Multidecadal increase in North Atlantic coccolithophores and the potential role of rising CO2. Science 350: 1533-1537. As anthropogenic CO2 emissions continue to rise, Rivero-Calle et al. (2015) note that oceanic calcifiers "generally are expected to be negatively affected. " However, they say that "using data from the Continuous Plankton Recorder," they showed that the abundance of coccolithophores (one-celled marine plants that live in large numbers throughout the upper layers of the ocean) in the North Atlantic "increased from ~2% to more than 20% from 1965 through 2010. " And being curious about this phenomenon, they report how they used various models to examine more than 20 possible environmental drivers of this change, finding that CO2 and the Atlantic Multidecadal Oscillation were the best predictors.
" Impacts of Warming on Phytoplankton Biodiversity and Productivity. Paper Reviewed Yvon-Durocher, G., Allen, A.P., Cellamare, M., Dossena, M., Gaston, K.J., Leitao, M., Montoya, J.M., Reuman, D.C., Woodward, G. and Trimmer, M. 2015.
Five Years of Experimental Warming Increases the Biodiversity and Productivity of Phytoplankton. PLOS Biology 13: e1002324. Noting that "phytoplankton are key components of aquatic ecosystems, fixing CO2 from the atmosphere through photosynthesis and supporting secondary production," Yvon-Durocher et al. (2015) go on to add that "relatively little is known about how future global warming might alter their biodiversity and associated ecosystem functioning.
" Another Climate Alarm Gets Silenced: Study Shows “Tiny Algae, Hugely Resilient”! What follows is a press release from the Alfred Wegener Institute in Bremerhaven, Germany.
It turns out that microalgae — “an important source of food in the oceans” — are far more resilient to changes in ocean pH values than alarmists would like us to believe. Hat-tip: Die kalte Sonne. High CO2 and Warmth: Some Microzooplankton Absolutely Love It! Paper Reviewed Horn, H.G., Boersma, M., Garzke, J., Loder, M.G.J., Sommer, U. and Aberle, N. 2016.
Effects of high CO2 and warming on a Baltic Sea microzooplankton community. ICES Journal of Marine Science 73: 772-782. In the words of Horn et al. (2016), "global warming and ocean acidification are among the most important stressors for aquatic ecosystems. " And they state that "to investigate their direct and indirect effects on a near-natural plankton community," they set up several mesocosms in a full-factorial design to study the effects of warming and high CO2 concentrations on a Baltic Sea autumn plankton community, focusing on the impacts they subsequently observed on the community's microzooplankton or MZP. So what did the six German scientists learn from their study?

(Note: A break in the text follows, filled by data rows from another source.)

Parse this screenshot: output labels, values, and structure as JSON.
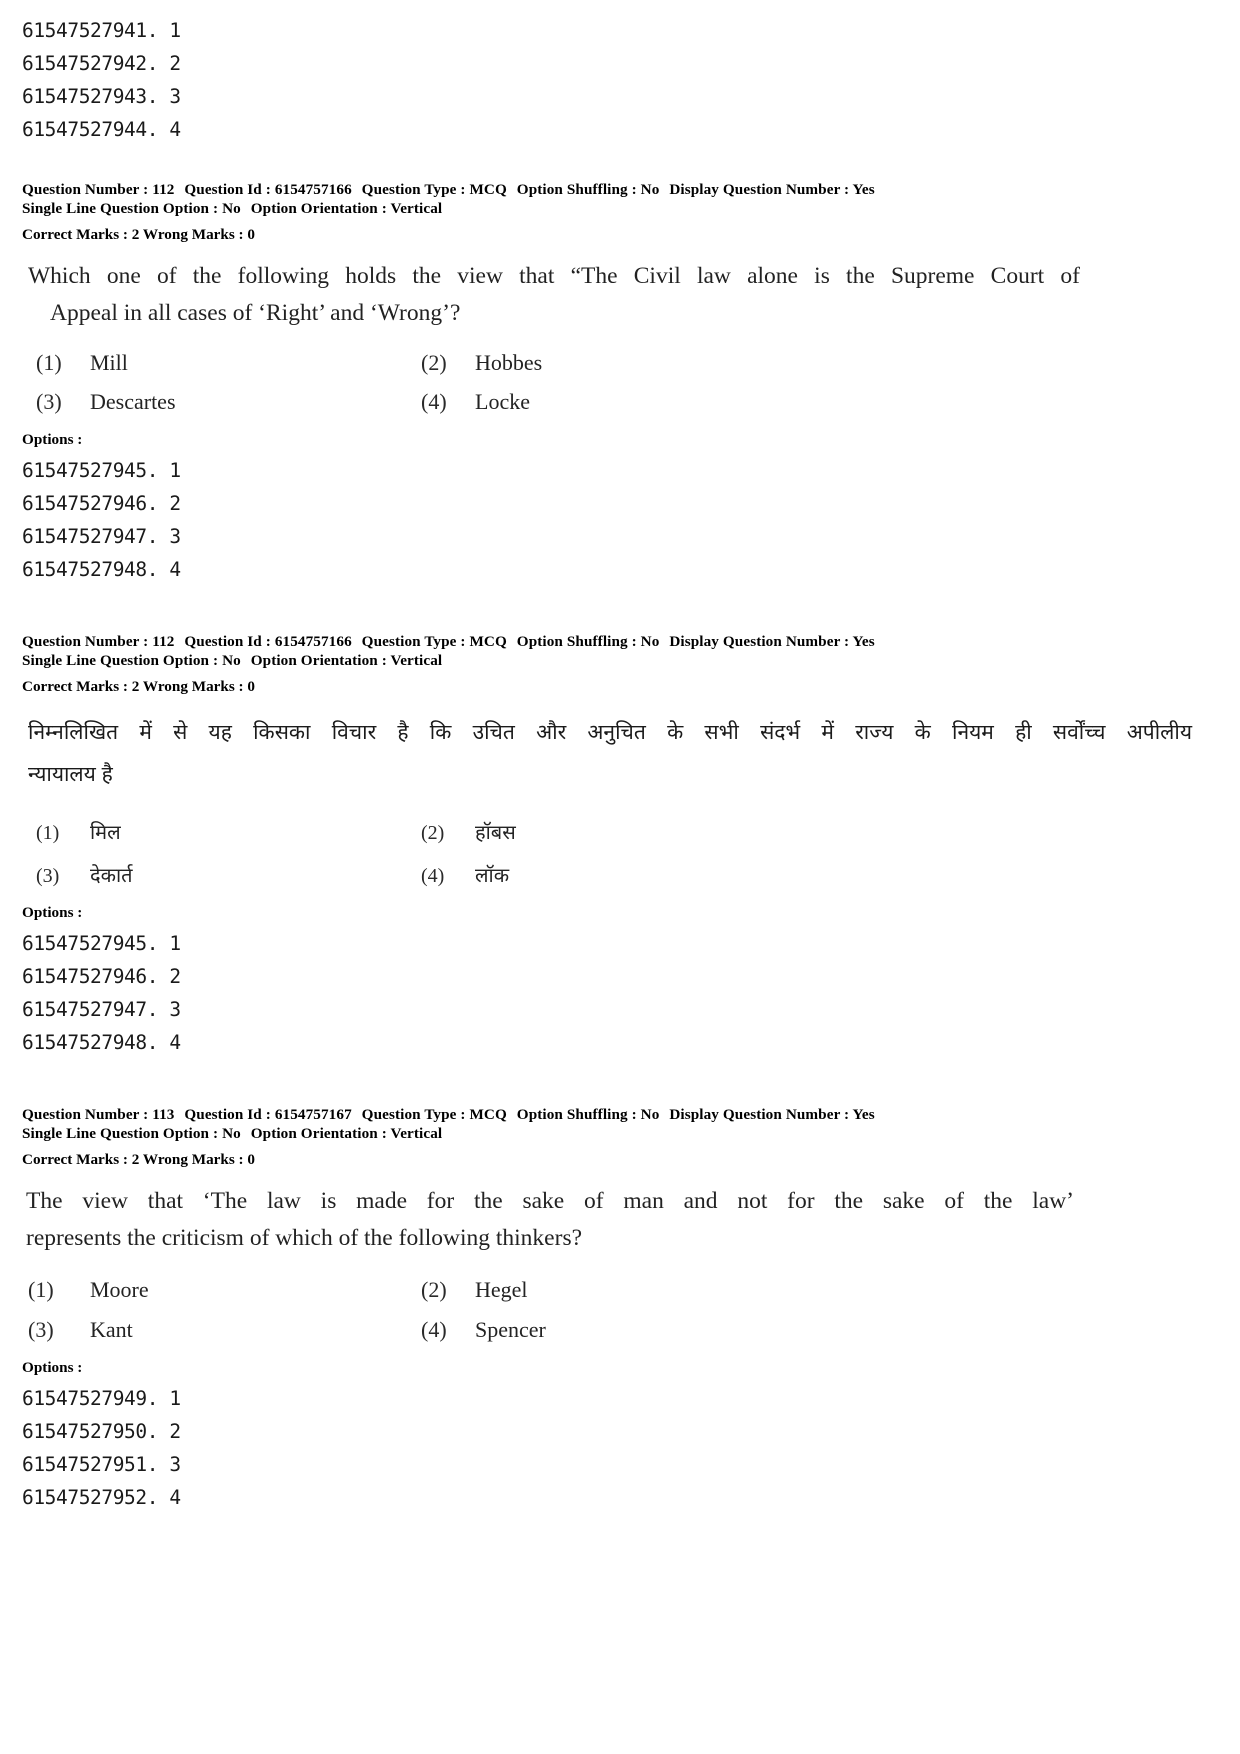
{
  "document": {
    "type": "exam-question-paper",
    "language_pairs": [
      "English",
      "Hindi"
    ]
  },
  "top_option_ids": [
    "61547527941. 1",
    "61547527942. 2",
    "61547527943. 3",
    "61547527944. 4"
  ],
  "questions": [
    {
      "id": "q112-en",
      "language": "English",
      "meta": {
        "question_number_label": "Question Number :",
        "question_number": "112",
        "question_id_label": "Question Id :",
        "question_id": "6154757166",
        "question_type_label": "Question Type :",
        "question_type": "MCQ",
        "option_shuffling_label": "Option Shuffling :",
        "option_shuffling": "No",
        "display_question_number_label": "Display Question Number :",
        "display_question_number": "Yes",
        "single_line_question_option_label": "Single Line Question Option :",
        "single_line_question_option": "No",
        "option_orientation_label": "Option Orientation :",
        "option_orientation": "Vertical",
        "correct_marks_label": "Correct Marks :",
        "correct_marks": "2",
        "wrong_marks_label": "Wrong Marks :",
        "wrong_marks": "0"
      },
      "stem_lines": [
        "Which one of the following holds the view that “The Civil law alone is the Supreme Court of",
        "Appeal in all cases of ‘Right’ and ‘Wrong’?"
      ],
      "choices": [
        {
          "num": "(1)",
          "text": "Mill"
        },
        {
          "num": "(2)",
          "text": "Hobbes"
        },
        {
          "num": "(3)",
          "text": "Descartes"
        },
        {
          "num": "(4)",
          "text": "Locke"
        }
      ],
      "options_label": "Options :",
      "option_ids": [
        "61547527945. 1",
        "61547527946. 2",
        "61547527947. 3",
        "61547527948. 4"
      ]
    },
    {
      "id": "q112-hi",
      "language": "Hindi",
      "meta": {
        "question_number_label": "Question Number :",
        "question_number": "112",
        "question_id_label": "Question Id :",
        "question_id": "6154757166",
        "question_type_label": "Question Type :",
        "question_type": "MCQ",
        "option_shuffling_label": "Option Shuffling :",
        "option_shuffling": "No",
        "display_question_number_label": "Display Question Number :",
        "display_question_number": "Yes",
        "single_line_question_option_label": "Single Line Question Option :",
        "single_line_question_option": "No",
        "option_orientation_label": "Option Orientation :",
        "option_orientation": "Vertical",
        "correct_marks_label": "Correct Marks :",
        "correct_marks": "2",
        "wrong_marks_label": "Wrong Marks :",
        "wrong_marks": "0"
      },
      "stem_lines": [
        "निम्नलिखित में से यह किसका विचार है कि उचित और अनुचित के सभी संदर्भ में राज्य के नियम ही सर्वोंच्च अपीलीय",
        "न्यायालय है"
      ],
      "choices": [
        {
          "num": "(1)",
          "text": "मिल"
        },
        {
          "num": "(2)",
          "text": "हॉबस"
        },
        {
          "num": "(3)",
          "text": "देकार्त"
        },
        {
          "num": "(4)",
          "text": "लॉक"
        }
      ],
      "options_label": "Options :",
      "option_ids": [
        "61547527945. 1",
        "61547527946. 2",
        "61547527947. 3",
        "61547527948. 4"
      ]
    },
    {
      "id": "q113-en",
      "language": "English",
      "meta": {
        "question_number_label": "Question Number :",
        "question_number": "113",
        "question_id_label": "Question Id :",
        "question_id": "6154757167",
        "question_type_label": "Question Type :",
        "question_type": "MCQ",
        "option_shuffling_label": "Option Shuffling :",
        "option_shuffling": "No",
        "display_question_number_label": "Display Question Number :",
        "display_question_number": "Yes",
        "single_line_question_option_label": "Single Line Question Option :",
        "single_line_question_option": "No",
        "option_orientation_label": "Option Orientation :",
        "option_orientation": "Vertical",
        "correct_marks_label": "Correct Marks :",
        "correct_marks": "2",
        "wrong_marks_label": "Wrong Marks :",
        "wrong_marks": "0"
      },
      "stem_lines": [
        "The view that ‘The law is made for the sake of man and not for the sake of the law’",
        "represents the criticism of which of the following thinkers?"
      ],
      "choices": [
        {
          "num": "(1)",
          "text": "Moore"
        },
        {
          "num": "(2)",
          "text": "Hegel"
        },
        {
          "num": "(3)",
          "text": "Kant"
        },
        {
          "num": "(4)",
          "text": "Spencer"
        }
      ],
      "options_label": "Options :",
      "option_ids": [
        "61547527949. 1",
        "61547527950. 2",
        "61547527951. 3",
        "61547527952. 4"
      ]
    }
  ]
}
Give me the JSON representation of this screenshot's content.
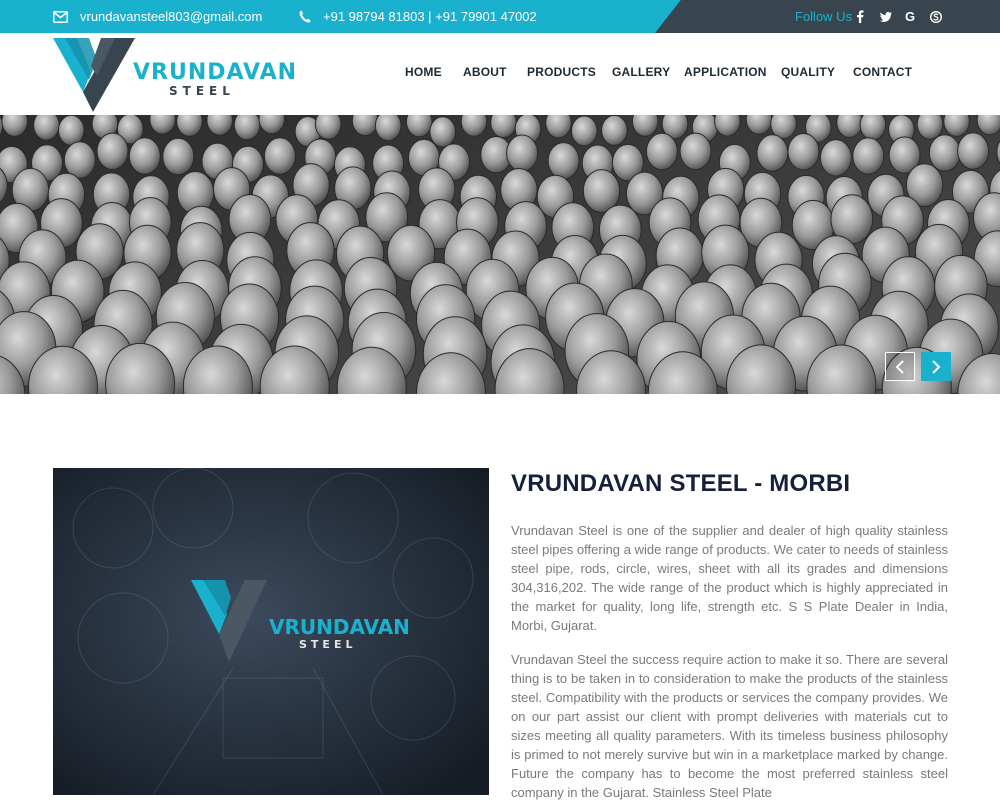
{
  "topbar": {
    "email": "vrundavansteel803@gmail.com",
    "phone": "+91 98794 81803 | +91 79901 47002",
    "follow_label": "Follow Us",
    "social_icons": [
      "facebook-icon",
      "twitter-icon",
      "google-icon",
      "skype-icon"
    ],
    "social_glyphs": [
      "f",
      "t",
      "G",
      "S"
    ]
  },
  "brand": {
    "name": "VRUNDAVAN",
    "sub": "STEEL",
    "logo_colors": {
      "cyan": "#1ab1cf",
      "dark": "#38454e"
    }
  },
  "nav": {
    "items": [
      "HOME",
      "ABOUT",
      "PRODUCTS",
      "GALLERY",
      "APPLICATION",
      "QUALITY",
      "CONTACT"
    ]
  },
  "about": {
    "title": "VRUNDAVAN STEEL - MORBI",
    "paragraph_1": "Vrundavan Steel is one of the supplier and dealer of high quality stainless steel pipes offering a wide range of products. We cater to needs of stainless steel pipe, rods, circle, wires, sheet with all its grades and dimensions 304,316,202. The wide range of the product which is highly appreciated in the market for quality, long life, strength etc. S S Plate Dealer in India, Morbi, Gujarat.",
    "paragraph_2": "Vrundavan Steel the success require action to make it so. There are several thing is to be taken in to consideration to make the products of the stainless steel. Compatibility with the products or services the company provides. We on our part assist our client with prompt deliveries with materials cut to sizes meeting all quality parameters. With its timeless business philosophy is primed to not merely survive but win in a marketplace marked by change. Future the company has to become the most preferred stainless steel company in the Gujarat. Stainless Steel Plate"
  },
  "colors": {
    "accent": "#1ab1cf",
    "dark": "#38454e",
    "title": "#15203a",
    "body_text": "#7a7a7a"
  }
}
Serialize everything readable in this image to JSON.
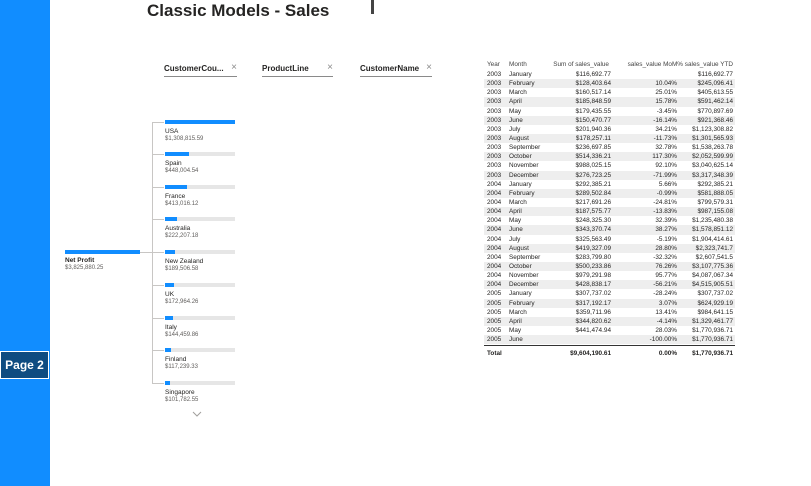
{
  "report": {
    "title": "Classic Models - Sales",
    "page_tab": "Page 2"
  },
  "decomposition_tree": {
    "headers": [
      {
        "label": "CustomerCou...",
        "close": "×"
      },
      {
        "label": "ProductLine",
        "close": "×"
      },
      {
        "label": "CustomerName",
        "close": "×"
      }
    ],
    "root": {
      "label": "Net Profit",
      "value": "$3,825,880.25",
      "fill": 1.0
    },
    "children": [
      {
        "label": "USA",
        "value": "$1,308,815.59",
        "fill": 1.0
      },
      {
        "label": "Spain",
        "value": "$448,004.54",
        "fill": 0.34
      },
      {
        "label": "France",
        "value": "$413,016.12",
        "fill": 0.32
      },
      {
        "label": "Australia",
        "value": "$222,207.18",
        "fill": 0.17
      },
      {
        "label": "New Zealand",
        "value": "$189,506.58",
        "fill": 0.145
      },
      {
        "label": "UK",
        "value": "$172,964.26",
        "fill": 0.13
      },
      {
        "label": "Italy",
        "value": "$144,459.86",
        "fill": 0.11
      },
      {
        "label": "Finland",
        "value": "$117,239.33",
        "fill": 0.09
      },
      {
        "label": "Singapore",
        "value": "$101,782.55",
        "fill": 0.078
      }
    ]
  },
  "matrix": {
    "columns": [
      "Year",
      "Month",
      "Sum of sales_value",
      "sales_value MoM%",
      "sales_value YTD"
    ],
    "rows": [
      [
        "2003",
        "January",
        "$116,692.77",
        "",
        "$116,692.77"
      ],
      [
        "2003",
        "February",
        "$128,403.64",
        "10.04%",
        "$245,096.41"
      ],
      [
        "2003",
        "March",
        "$160,517.14",
        "25.01%",
        "$405,613.55"
      ],
      [
        "2003",
        "April",
        "$185,848.59",
        "15.78%",
        "$591,462.14"
      ],
      [
        "2003",
        "May",
        "$179,435.55",
        "-3.45%",
        "$770,897.69"
      ],
      [
        "2003",
        "June",
        "$150,470.77",
        "-16.14%",
        "$921,368.46"
      ],
      [
        "2003",
        "July",
        "$201,940.36",
        "34.21%",
        "$1,123,308.82"
      ],
      [
        "2003",
        "August",
        "$178,257.11",
        "-11.73%",
        "$1,301,565.93"
      ],
      [
        "2003",
        "September",
        "$236,697.85",
        "32.78%",
        "$1,538,263.78"
      ],
      [
        "2003",
        "October",
        "$514,336.21",
        "117.30%",
        "$2,052,599.99"
      ],
      [
        "2003",
        "November",
        "$988,025.15",
        "92.10%",
        "$3,040,625.14"
      ],
      [
        "2003",
        "December",
        "$276,723.25",
        "-71.99%",
        "$3,317,348.39"
      ],
      [
        "2004",
        "January",
        "$292,385.21",
        "5.66%",
        "$292,385.21"
      ],
      [
        "2004",
        "February",
        "$289,502.84",
        "-0.99%",
        "$581,888.05"
      ],
      [
        "2004",
        "March",
        "$217,691.26",
        "-24.81%",
        "$799,579.31"
      ],
      [
        "2004",
        "April",
        "$187,575.77",
        "-13.83%",
        "$987,155.08"
      ],
      [
        "2004",
        "May",
        "$248,325.30",
        "32.39%",
        "$1,235,480.38"
      ],
      [
        "2004",
        "June",
        "$343,370.74",
        "38.27%",
        "$1,578,851.12"
      ],
      [
        "2004",
        "July",
        "$325,563.49",
        "-5.19%",
        "$1,904,414.61"
      ],
      [
        "2004",
        "August",
        "$419,327.09",
        "28.80%",
        "$2,323,741.7"
      ],
      [
        "2004",
        "September",
        "$283,799.80",
        "-32.32%",
        "$2,607,541.5"
      ],
      [
        "2004",
        "October",
        "$500,233.86",
        "76.26%",
        "$3,107,775.36"
      ],
      [
        "2004",
        "November",
        "$979,291.98",
        "95.77%",
        "$4,087,067.34"
      ],
      [
        "2004",
        "December",
        "$428,838.17",
        "-56.21%",
        "$4,515,905.51"
      ],
      [
        "2005",
        "January",
        "$307,737.02",
        "-28.24%",
        "$307,737.02"
      ],
      [
        "2005",
        "February",
        "$317,192.17",
        "3.07%",
        "$624,929.19"
      ],
      [
        "2005",
        "March",
        "$359,711.96",
        "13.41%",
        "$984,641.15"
      ],
      [
        "2005",
        "April",
        "$344,820.62",
        "-4.14%",
        "$1,329,461.77"
      ],
      [
        "2005",
        "May",
        "$441,474.94",
        "28.03%",
        "$1,770,936.71"
      ],
      [
        "2005",
        "June",
        "",
        "-100.00%",
        "$1,770,936.71"
      ]
    ],
    "total": {
      "label": "Total",
      "sales": "$9,604,190.61",
      "mom": "0.00%",
      "ytd": "$1,770,936.71"
    }
  }
}
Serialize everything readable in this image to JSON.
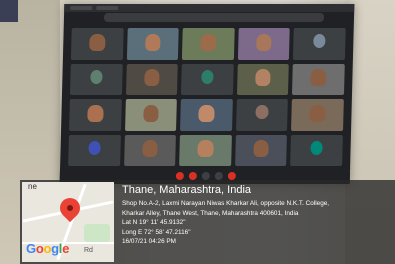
{
  "location": {
    "city_line": "Thane, Maharashtra, India",
    "address_line1": "Shop No.A-2, Laxmi Narayan Niwas Kharkar Ali, opposite N.K.T. College,",
    "address_line2": "Kharkar Alley, Thane West, Thane, Maharashtra 400601, India",
    "lat": "Lat N 19° 11' 45.9132\"",
    "long": "Long E 72° 58' 47.2116\"",
    "datetime": "16/07/21 04:26 PM"
  },
  "map": {
    "partial_label": "ne",
    "logo_text": [
      "G",
      "o",
      "o",
      "g",
      "l",
      "e"
    ],
    "road_label": "Rd"
  },
  "colors": {
    "pin": "#ea4335",
    "overlay": "rgba(40,40,40,0.78)"
  }
}
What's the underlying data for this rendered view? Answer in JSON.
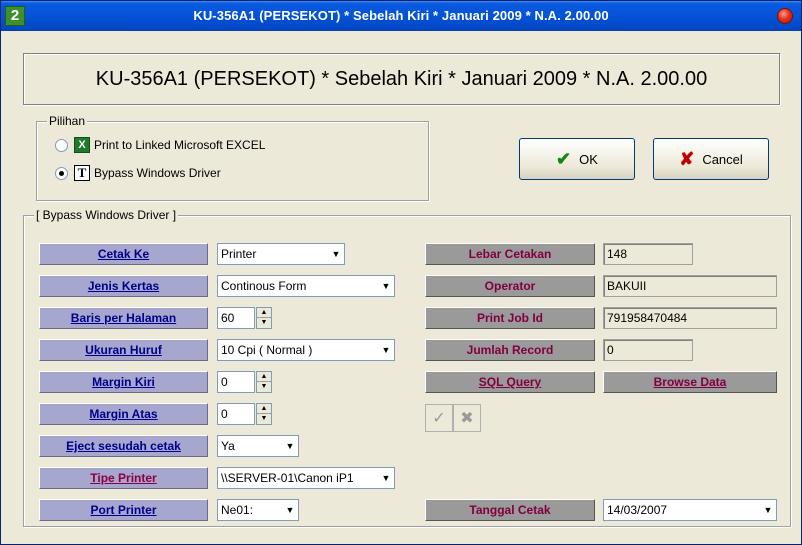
{
  "window": {
    "title": "KU-356A1 (PERSEKOT) * Sebelah Kiri * Januari 2009 * N.A. 2.00.00",
    "app_icon": "2"
  },
  "header": {
    "title": "KU-356A1 (PERSEKOT) * Sebelah Kiri * Januari 2009 * N.A. 2.00.00"
  },
  "pilihan": {
    "legend": "Pilihan",
    "options": [
      {
        "label": "Print to Linked Microsoft EXCEL",
        "selected": false,
        "icon": "excel-icon"
      },
      {
        "label": "Bypass Windows Driver",
        "selected": true,
        "icon": "t-icon"
      }
    ]
  },
  "buttons": {
    "ok": "OK",
    "cancel": "Cancel"
  },
  "bypass": {
    "legend": "[ Bypass Windows Driver ]",
    "left": [
      {
        "label": "Cetak Ke",
        "value": "Printer",
        "control": "dropdown"
      },
      {
        "label": "Jenis Kertas",
        "value": "Continous Form",
        "control": "dropdown"
      },
      {
        "label": "Baris per Halaman",
        "value": "60",
        "control": "spin"
      },
      {
        "label": "Ukuran Huruf",
        "value": "10 Cpi ( Normal )",
        "control": "dropdown"
      },
      {
        "label": "Margin Kiri",
        "value": "0",
        "control": "spin"
      },
      {
        "label": "Margin Atas",
        "value": "0",
        "control": "spin"
      },
      {
        "label": "Eject sesudah cetak",
        "value": "Ya",
        "control": "dropdown"
      },
      {
        "label": "Tipe Printer",
        "value": "\\\\SERVER-01\\Canon iP1",
        "control": "dropdown"
      },
      {
        "label": "Port Printer",
        "value": "Ne01:",
        "control": "dropdown"
      }
    ],
    "right": {
      "lebar_cetakan": {
        "label": "Lebar Cetakan",
        "value": "148"
      },
      "operator": {
        "label": "Operator",
        "value": "BAKUII"
      },
      "print_job_id": {
        "label": "Print Job Id",
        "value": "791958470484"
      },
      "jumlah_record": {
        "label": "Jumlah Record",
        "value": "0"
      },
      "sql_query": {
        "label": "SQL Query"
      },
      "browse_data": {
        "label": "Browse Data"
      },
      "tanggal_cetak": {
        "label": "Tanggal Cetak",
        "value": "14/03/2007"
      }
    }
  },
  "colors": {
    "titlebar": "#0553d6",
    "label_bg": "#a6a6ce",
    "label_text": "#00008b",
    "accent_label_text": "#8b0040"
  }
}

N Fixation and Growth of Cyanobacteria in CO2-Enriched Sea Water.